The four-step strategy below can help reps prioritize their leads based on prospect interest, ensuring that the hottest leads are always worked on first.
1) Work inbound leads first.
The first leads to touch base with are the people who have already come to your website and expressed interest by downloading a resource or taking some other action. These leads come first because the prospects have already shown that the product might be a viable solution for their business. It’s critical to follow up quickly, too: Research has shown that reps are 100 times more likely to connect with an inbound lead if they follow-up in the first five minutes.
Other types of inbound leads include referrals and folks who have contacted you via social media. If the prospect has actively demonstrated their interest in some way (or a trusted referral source has on their behalf), salespeople should reach out ASAP.
2) Work prospects who have opened your emails second.
Salespeople send countless emails to potential clients each and every day. Which of these prospects actually opens your messages?
HubSpot Sales shows reps which prospects are opening their emails, how often, and if they’re clicking on the links the reps has sent them.
An email open is a sign that the buyer is checking out what you sent, and considering what you have to say. Capitalize on the attention by reaching out as soon as a buyer opens your email.
3) Work prospects who have visited your company’s website third.
Of your leads, who continues to come back to your website to download material and consume content? Folks who are clearly looking to learn as much as they can about your product are likely in need of a guiding hand and some information from a sales rep. With a prospect expressing a significant amount of interest by returning to your website time and again, reps should prioritize these leads over those that haven’t expressed interest.
How do you know which prospects are visiting your website? When a lead views a page on your website, HubSpot’s free CRM records this action in the prospect’s timeline. The system also shows how often they’ve come back to the website, and if the rep and prospect have mutual connections.
4) Work outbound-sourced prospects that are perfect fits last.
After spending a few hours researching prospects, salespeople should be able to put together a list of good fit prospects based on educated guesses about pain points, or commonalities with current successful customers.
Not sure how to identify perfect fit prospects? HubSpot CRM can help here as well. Reps can narrow down the system’s database of 19 million prospects to good fit leads based on company size, industry, or location, among other filters.

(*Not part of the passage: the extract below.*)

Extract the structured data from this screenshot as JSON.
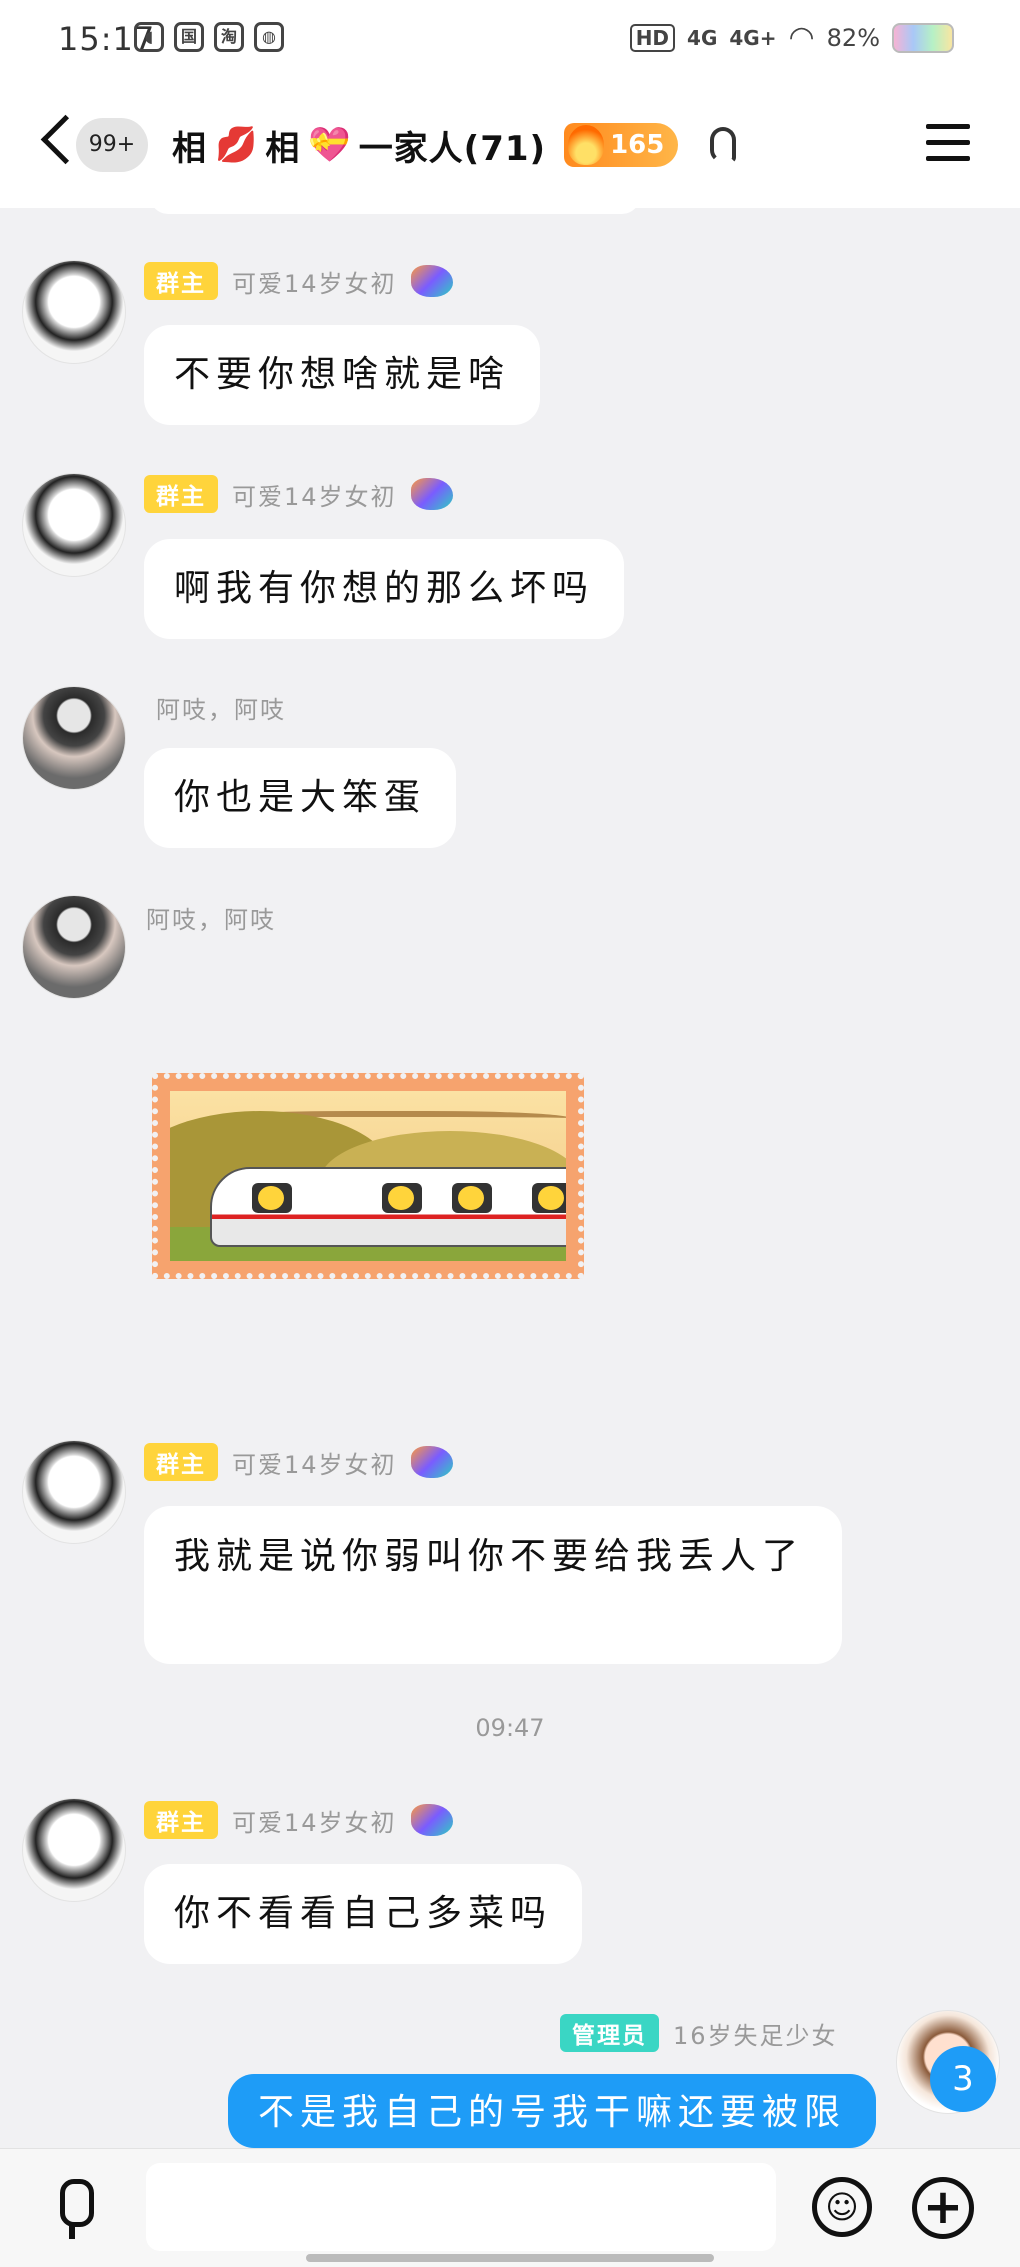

Reaching out to leads in the right order is critical for a sales rep’s success. Instead of responding to leads as they come in, prioritizing the hottest ones based on behavior and demonstrated interest is the easiest way to convert prospects to customers.
Don’t miss out on a great opportunity because your prioritization system is out of whack. Use this four-step system to prioritize your leads, and watch your close rate climb.
Originally published Jan 14, 2016 6:30:00 AM, updated January 31 2019